Here is a more detailed look at the different software that the School of Education use.
* Microsoft Word This has many uses. Some staff may use it to type letters and notices; some may use it for typing assignments or taking minutes from a meeting; students may use it for its desktop publishing ability or for typing up coursework/essays.
* Microsoft Excel This is Microsofts spreadsheet software and is used in many ways also. Some staff may use it to keep track of students progress; some may use it to keep track of outgoing and incoming money; students may use it to create graphs.
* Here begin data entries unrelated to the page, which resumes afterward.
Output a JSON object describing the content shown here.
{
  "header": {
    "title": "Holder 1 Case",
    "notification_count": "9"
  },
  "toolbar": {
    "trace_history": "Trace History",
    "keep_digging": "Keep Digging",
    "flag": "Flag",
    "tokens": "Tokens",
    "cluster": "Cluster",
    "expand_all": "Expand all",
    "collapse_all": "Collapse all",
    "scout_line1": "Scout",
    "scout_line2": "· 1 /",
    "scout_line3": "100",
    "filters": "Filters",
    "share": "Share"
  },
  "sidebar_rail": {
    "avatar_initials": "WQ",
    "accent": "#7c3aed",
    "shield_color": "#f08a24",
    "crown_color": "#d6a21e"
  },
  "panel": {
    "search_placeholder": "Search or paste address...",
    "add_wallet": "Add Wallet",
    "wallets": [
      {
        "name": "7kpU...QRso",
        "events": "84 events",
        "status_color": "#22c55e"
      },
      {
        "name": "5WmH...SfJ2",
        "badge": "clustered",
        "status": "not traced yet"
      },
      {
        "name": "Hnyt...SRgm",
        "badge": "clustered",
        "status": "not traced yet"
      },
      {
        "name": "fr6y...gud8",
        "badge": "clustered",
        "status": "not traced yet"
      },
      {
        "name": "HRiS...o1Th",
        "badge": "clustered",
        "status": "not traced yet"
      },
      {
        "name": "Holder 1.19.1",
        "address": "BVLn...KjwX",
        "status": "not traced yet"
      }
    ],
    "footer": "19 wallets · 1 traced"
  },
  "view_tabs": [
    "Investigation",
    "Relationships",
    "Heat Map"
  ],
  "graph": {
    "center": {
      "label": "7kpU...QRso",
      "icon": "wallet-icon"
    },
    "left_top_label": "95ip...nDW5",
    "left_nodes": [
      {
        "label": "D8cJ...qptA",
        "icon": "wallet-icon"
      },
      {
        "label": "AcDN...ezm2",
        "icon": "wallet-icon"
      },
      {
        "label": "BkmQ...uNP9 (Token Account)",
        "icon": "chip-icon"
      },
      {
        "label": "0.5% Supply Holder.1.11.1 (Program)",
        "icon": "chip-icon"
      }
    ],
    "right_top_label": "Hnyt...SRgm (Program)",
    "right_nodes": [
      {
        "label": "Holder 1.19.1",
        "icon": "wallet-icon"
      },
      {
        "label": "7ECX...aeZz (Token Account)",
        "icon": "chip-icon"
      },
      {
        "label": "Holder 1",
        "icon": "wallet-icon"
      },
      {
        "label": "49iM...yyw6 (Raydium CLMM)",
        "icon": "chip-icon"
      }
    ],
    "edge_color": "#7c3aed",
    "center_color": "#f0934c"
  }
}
* Microsoft PowerPoint This can be used for many things as well. Some lecturers would use it for creating transparencies for lectures, but in this high-tech age it would be more likely for them to use it in conjunction with a digital projector. There are a number of these available to staff during the day. Students could sometimes use it for revision purposes, or for slide shows in class participation exercises.
* Microsoft Publisher This is used for desktop publishing and creating transparencies for lectures.
* Microsoft FrontPage This is Microsofts web design software. It is often used by many professional designers, but does not really have a use in the education department.
* Microsoft Access This is Microsofts database package, and it is very versatile. It can be used to create macros so that on a click of a button you can enter large amounts of data into a database or delete old records. The macros are easy to program using Microsoft Visual BASIC.
* Adobe PageMaker This is professional desktop publishing software. Many members of staff use it to create professional looking signs and posters, and is often similar to the software used by large businesses to create flyers.
Many larger businesses may have their own database software written for them. Many companies like Northbrook Technologies write these programs especially for them. It can cost thousands to get that kind of software written. They often use many different programming languages, usually C++, which is very advanced and can take years to learn. As the university does not have many departments that do exactly the same thing, database software designed just for the university would cost too much, and probably push student fees up quite a considerable amount. Often Microsoft Access is more than enough to fulfil the needs of the departments requiring databases.
There are many different hardware devices in the university. The most expensive would probably be the digital cameras and projectors, and these may take some time to replace if they are damaged. The cheaper devices like mice, keyboards and disk drives are easily replaced, and there are many spares in the university. There are many different types of printers available, usually mono colour laser printers and colour ink jets, but there are some colour laser printers available. Printer cartridges are replaced when needed, and are purchased with discount, as they are in very large numbers. Scanners are available in computer rooms for student use.